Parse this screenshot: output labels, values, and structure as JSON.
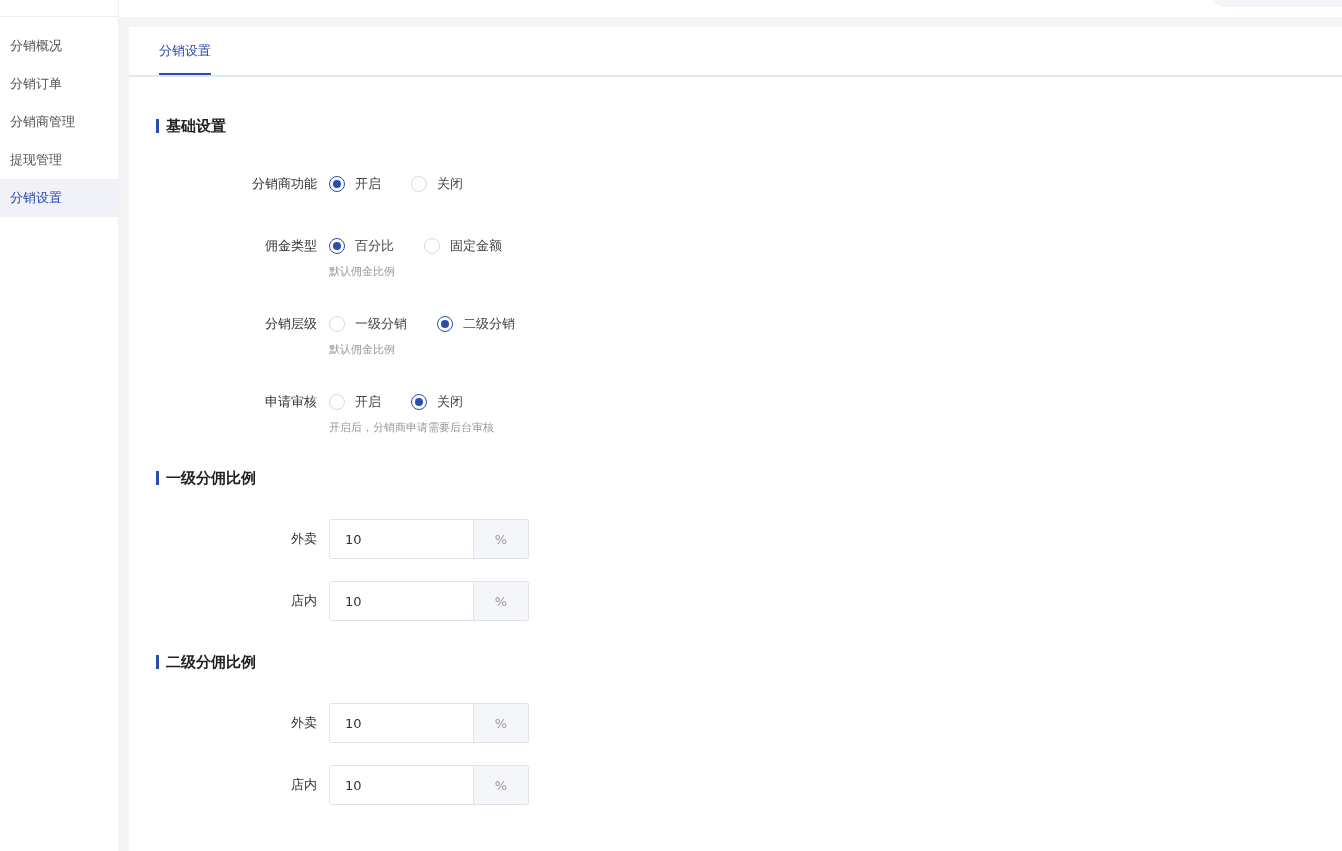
{
  "sidebar": {
    "items": [
      {
        "label": "分销概况",
        "selected": false
      },
      {
        "label": "分销订单",
        "selected": false
      },
      {
        "label": "分销商管理",
        "selected": false
      },
      {
        "label": "提现管理",
        "selected": false
      },
      {
        "label": "分销设置",
        "selected": true
      }
    ]
  },
  "tabs": [
    {
      "label": "分销设置",
      "selected": true
    }
  ],
  "sections": [
    {
      "title": "基础设置",
      "fields": [
        {
          "kind": "radio",
          "label": "分销商功能",
          "options": [
            {
              "label": "开启",
              "selected": true
            },
            {
              "label": "关闭",
              "selected": false
            }
          ]
        },
        {
          "kind": "radio",
          "label": "佣金类型",
          "options": [
            {
              "label": "百分比",
              "selected": true
            },
            {
              "label": "固定金额",
              "selected": false
            }
          ],
          "hint": "默认佣金比例"
        },
        {
          "kind": "radio",
          "label": "分销层级",
          "options": [
            {
              "label": "一级分销",
              "selected": false
            },
            {
              "label": "二级分销",
              "selected": true
            }
          ],
          "hint": "默认佣金比例"
        },
        {
          "kind": "radio",
          "label": "申请审核",
          "options": [
            {
              "label": "开启",
              "selected": false
            },
            {
              "label": "关闭",
              "selected": true
            }
          ],
          "hint": "开启后，分销商申请需要后台审核"
        }
      ]
    },
    {
      "title": "一级分佣比例",
      "fields": [
        {
          "kind": "input",
          "label": "外卖",
          "value": "10",
          "suffix": "%"
        },
        {
          "kind": "input",
          "label": "店内",
          "value": "10",
          "suffix": "%"
        }
      ]
    },
    {
      "title": "二级分佣比例",
      "fields": [
        {
          "kind": "input",
          "label": "外卖",
          "value": "10",
          "suffix": "%"
        },
        {
          "kind": "input",
          "label": "店内",
          "value": "10",
          "suffix": "%"
        }
      ]
    }
  ]
}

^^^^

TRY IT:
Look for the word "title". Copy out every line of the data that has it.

WRITTEN RESPONSE:
      "title": "基础设置",
      "title": "一级分佣比例",
      "title": "二级分佣比例",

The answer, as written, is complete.